Start of Records shown

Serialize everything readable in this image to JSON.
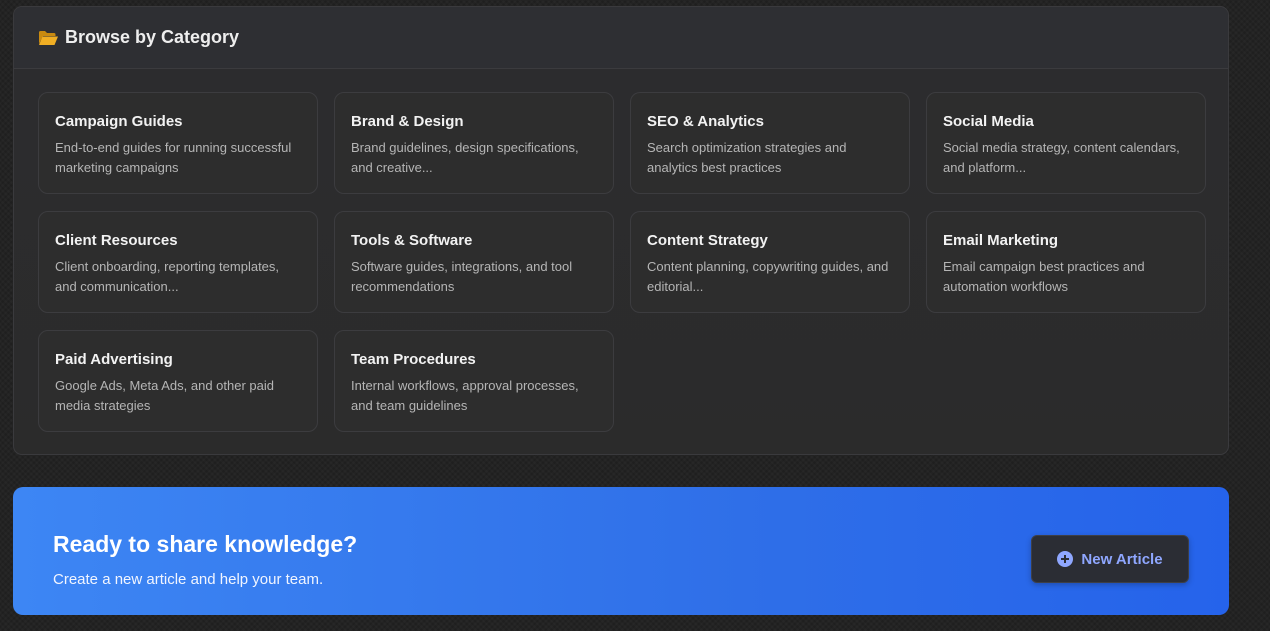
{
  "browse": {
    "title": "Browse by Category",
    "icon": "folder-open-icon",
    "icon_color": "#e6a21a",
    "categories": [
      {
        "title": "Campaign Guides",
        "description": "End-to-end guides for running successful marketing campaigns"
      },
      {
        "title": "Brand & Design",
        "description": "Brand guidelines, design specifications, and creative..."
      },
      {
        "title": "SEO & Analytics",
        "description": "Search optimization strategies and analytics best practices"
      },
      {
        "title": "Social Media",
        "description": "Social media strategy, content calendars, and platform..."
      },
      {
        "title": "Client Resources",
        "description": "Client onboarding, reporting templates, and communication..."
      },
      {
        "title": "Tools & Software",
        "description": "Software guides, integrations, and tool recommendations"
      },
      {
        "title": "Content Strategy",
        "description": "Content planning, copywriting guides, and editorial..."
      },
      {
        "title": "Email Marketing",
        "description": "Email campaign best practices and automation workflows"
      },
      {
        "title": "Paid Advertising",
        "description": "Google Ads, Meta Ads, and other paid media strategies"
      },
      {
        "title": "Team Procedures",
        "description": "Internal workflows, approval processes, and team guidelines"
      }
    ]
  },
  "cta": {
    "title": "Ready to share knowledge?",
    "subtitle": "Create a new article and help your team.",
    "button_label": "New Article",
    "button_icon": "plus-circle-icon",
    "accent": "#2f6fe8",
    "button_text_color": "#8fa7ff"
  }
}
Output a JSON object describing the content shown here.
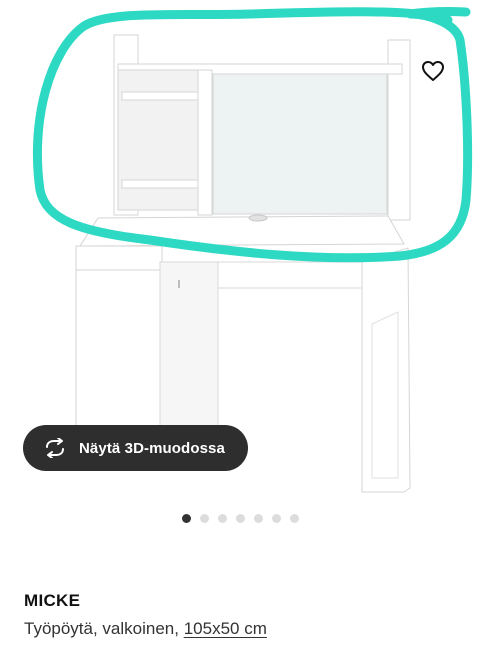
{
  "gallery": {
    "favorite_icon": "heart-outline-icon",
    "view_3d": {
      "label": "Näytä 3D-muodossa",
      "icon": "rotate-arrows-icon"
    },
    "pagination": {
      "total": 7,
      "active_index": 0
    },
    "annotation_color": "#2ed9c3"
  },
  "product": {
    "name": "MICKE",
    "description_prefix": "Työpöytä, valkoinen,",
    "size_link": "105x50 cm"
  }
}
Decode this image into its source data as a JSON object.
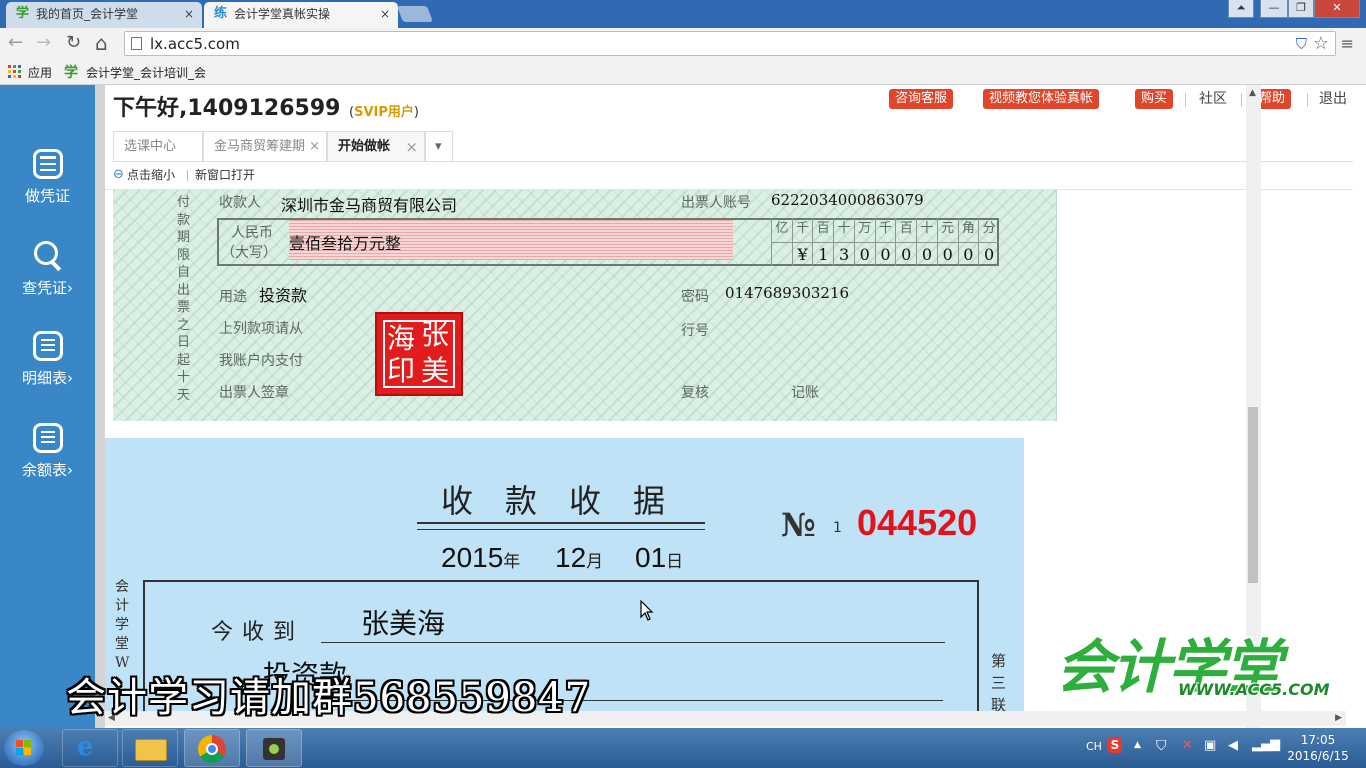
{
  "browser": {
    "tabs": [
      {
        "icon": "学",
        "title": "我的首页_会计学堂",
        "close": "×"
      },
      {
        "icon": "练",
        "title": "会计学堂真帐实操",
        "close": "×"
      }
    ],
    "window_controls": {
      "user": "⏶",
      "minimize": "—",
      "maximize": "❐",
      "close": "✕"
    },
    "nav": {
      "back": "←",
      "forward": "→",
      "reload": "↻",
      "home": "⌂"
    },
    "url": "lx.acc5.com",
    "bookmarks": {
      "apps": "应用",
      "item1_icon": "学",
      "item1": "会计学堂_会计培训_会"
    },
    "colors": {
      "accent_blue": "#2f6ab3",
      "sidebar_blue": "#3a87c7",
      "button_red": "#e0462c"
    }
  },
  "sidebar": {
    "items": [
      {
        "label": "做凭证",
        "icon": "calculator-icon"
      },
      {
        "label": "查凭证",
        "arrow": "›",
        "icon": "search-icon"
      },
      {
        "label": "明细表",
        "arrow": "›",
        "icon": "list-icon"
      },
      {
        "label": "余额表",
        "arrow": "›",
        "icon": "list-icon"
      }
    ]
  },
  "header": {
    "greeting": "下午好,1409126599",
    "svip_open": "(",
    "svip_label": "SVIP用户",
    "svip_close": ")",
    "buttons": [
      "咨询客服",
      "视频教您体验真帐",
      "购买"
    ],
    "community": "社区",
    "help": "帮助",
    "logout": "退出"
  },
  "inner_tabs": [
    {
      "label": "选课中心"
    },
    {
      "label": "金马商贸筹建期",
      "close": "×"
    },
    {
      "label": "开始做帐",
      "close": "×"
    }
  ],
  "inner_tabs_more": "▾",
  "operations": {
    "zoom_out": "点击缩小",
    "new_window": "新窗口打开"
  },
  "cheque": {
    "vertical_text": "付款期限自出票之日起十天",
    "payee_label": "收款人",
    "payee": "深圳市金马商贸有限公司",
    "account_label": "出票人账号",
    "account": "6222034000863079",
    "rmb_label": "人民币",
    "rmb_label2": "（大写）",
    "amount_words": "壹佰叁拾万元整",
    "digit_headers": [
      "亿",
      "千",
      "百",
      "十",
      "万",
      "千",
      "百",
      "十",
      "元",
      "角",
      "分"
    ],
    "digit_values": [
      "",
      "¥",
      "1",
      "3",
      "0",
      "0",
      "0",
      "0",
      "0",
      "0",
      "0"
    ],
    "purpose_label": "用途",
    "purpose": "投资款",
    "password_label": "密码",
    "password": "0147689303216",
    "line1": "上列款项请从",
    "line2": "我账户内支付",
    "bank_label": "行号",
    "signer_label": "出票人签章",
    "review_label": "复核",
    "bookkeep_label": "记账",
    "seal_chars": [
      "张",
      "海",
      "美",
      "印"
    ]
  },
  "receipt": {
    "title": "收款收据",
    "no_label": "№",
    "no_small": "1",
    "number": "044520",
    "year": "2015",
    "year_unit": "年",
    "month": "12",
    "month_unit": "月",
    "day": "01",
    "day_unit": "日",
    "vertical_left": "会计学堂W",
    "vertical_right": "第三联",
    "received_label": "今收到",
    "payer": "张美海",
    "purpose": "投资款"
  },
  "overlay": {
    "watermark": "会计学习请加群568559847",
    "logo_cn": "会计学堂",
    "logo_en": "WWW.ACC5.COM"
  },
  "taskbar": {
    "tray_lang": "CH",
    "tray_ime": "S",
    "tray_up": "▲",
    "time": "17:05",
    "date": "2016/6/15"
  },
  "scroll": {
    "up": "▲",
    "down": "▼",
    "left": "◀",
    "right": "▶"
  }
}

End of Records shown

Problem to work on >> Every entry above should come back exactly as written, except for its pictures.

Answer to the problem >>
Serialize everything readable in this image to JSON.
{
  "browse": {
    "title": "Browse by Category",
    "icon": "folder-open-icon",
    "icon_color": "#e6a21a",
    "categories": [
      {
        "title": "Campaign Guides",
        "description": "End-to-end guides for running successful marketing campaigns"
      },
      {
        "title": "Brand & Design",
        "description": "Brand guidelines, design specifications, and creative..."
      },
      {
        "title": "SEO & Analytics",
        "description": "Search optimization strategies and analytics best practices"
      },
      {
        "title": "Social Media",
        "description": "Social media strategy, content calendars, and platform..."
      },
      {
        "title": "Client Resources",
        "description": "Client onboarding, reporting templates, and communication..."
      },
      {
        "title": "Tools & Software",
        "description": "Software guides, integrations, and tool recommendations"
      },
      {
        "title": "Content Strategy",
        "description": "Content planning, copywriting guides, and editorial..."
      },
      {
        "title": "Email Marketing",
        "description": "Email campaign best practices and automation workflows"
      },
      {
        "title": "Paid Advertising",
        "description": "Google Ads, Meta Ads, and other paid media strategies"
      },
      {
        "title": "Team Procedures",
        "description": "Internal workflows, approval processes, and team guidelines"
      }
    ]
  },
  "cta": {
    "title": "Ready to share knowledge?",
    "subtitle": "Create a new article and help your team.",
    "button_label": "New Article",
    "button_icon": "plus-circle-icon",
    "accent": "#2f6fe8",
    "button_text_color": "#8fa7ff"
  }
}
Output a JSON object describing the content shown here.
{
  "gallery": {
    "favorite_icon": "heart-outline-icon",
    "view_3d": {
      "label": "Näytä 3D-muodossa",
      "icon": "rotate-arrows-icon"
    },
    "pagination": {
      "total": 7,
      "active_index": 0
    },
    "annotation_color": "#2ed9c3"
  },
  "product": {
    "name": "MICKE",
    "description_prefix": "Työpöytä, valkoinen,",
    "size_link": "105x50 cm"
  }
}
Decode this image into its source data as a JSON object.
{
  "browser": {
    "tabs": [
      {
        "icon": "学",
        "title": "我的首页_会计学堂",
        "close": "×"
      },
      {
        "icon": "练",
        "title": "会计学堂真帐实操",
        "close": "×"
      }
    ],
    "window_controls": {
      "user": "⏶",
      "minimize": "—",
      "maximize": "❐",
      "close": "✕"
    },
    "nav": {
      "back": "←",
      "forward": "→",
      "reload": "↻",
      "home": "⌂"
    },
    "url": "lx.acc5.com",
    "bookmarks": {
      "apps": "应用",
      "item1_icon": "学",
      "item1": "会计学堂_会计培训_会"
    },
    "colors": {
      "accent_blue": "#2f6ab3",
      "sidebar_blue": "#3a87c7",
      "button_red": "#e0462c"
    }
  },
  "sidebar": {
    "items": [
      {
        "label": "做凭证",
        "icon": "calculator-icon"
      },
      {
        "label": "查凭证",
        "arrow": "›",
        "icon": "search-icon"
      },
      {
        "label": "明细表",
        "arrow": "›",
        "icon": "list-icon"
      },
      {
        "label": "余额表",
        "arrow": "›",
        "icon": "list-icon"
      }
    ]
  },
  "header": {
    "greeting": "下午好,1409126599",
    "svip_open": "(",
    "svip_label": "SVIP用户",
    "svip_close": ")",
    "buttons": [
      "咨询客服",
      "视频教您体验真帐",
      "购买"
    ],
    "community": "社区",
    "help": "帮助",
    "logout": "退出"
  },
  "inner_tabs": [
    {
      "label": "选课中心"
    },
    {
      "label": "金马商贸筹建期",
      "close": "×"
    },
    {
      "label": "开始做帐",
      "close": "×"
    }
  ],
  "inner_tabs_more": "▾",
  "operations": {
    "zoom_out": "点击缩小",
    "new_window": "新窗口打开"
  },
  "cheque": {
    "vertical_text": "付款期限自出票之日起十天",
    "payee_label": "收款人",
    "payee": "深圳市金马商贸有限公司",
    "account_label": "出票人账号",
    "account": "6222034000863079",
    "rmb_label": "人民币",
    "rmb_label2": "（大写）",
    "amount_words": "壹佰叁拾万元整",
    "digit_headers": [
      "亿",
      "千",
      "百",
      "十",
      "万",
      "千",
      "百",
      "十",
      "元",
      "角",
      "分"
    ],
    "digit_values": [
      "",
      "¥",
      "1",
      "3",
      "0",
      "0",
      "0",
      "0",
      "0",
      "0",
      "0"
    ],
    "purpose_label": "用途",
    "purpose": "投资款",
    "password_label": "密码",
    "password": "0147689303216",
    "line1": "上列款项请从",
    "line2": "我账户内支付",
    "bank_label": "行号",
    "signer_label": "出票人签章",
    "review_label": "复核",
    "bookkeep_label": "记账",
    "seal_chars": [
      "张",
      "海",
      "美",
      "印"
    ]
  },
  "receipt": {
    "title": "收款收据",
    "no_label": "№",
    "no_small": "1",
    "number": "044520",
    "year": "2015",
    "year_unit": "年",
    "month": "12",
    "month_unit": "月",
    "day": "01",
    "day_unit": "日",
    "vertical_left": "会计学堂W",
    "vertical_right": "第三联",
    "received_label": "今收到",
    "payer": "张美海",
    "purpose": "投资款"
  },
  "overlay": {
    "watermark": "会计学习请加群568559847",
    "logo_cn": "会计学堂",
    "logo_en": "WWW.ACC5.COM"
  },
  "taskbar": {
    "tray_lang": "CH",
    "tray_ime": "S",
    "tray_up": "▲",
    "time": "17:05",
    "date": "2016/6/15"
  },
  "scroll": {
    "up": "▲",
    "down": "▼",
    "left": "◀",
    "right": "▶"
  }
}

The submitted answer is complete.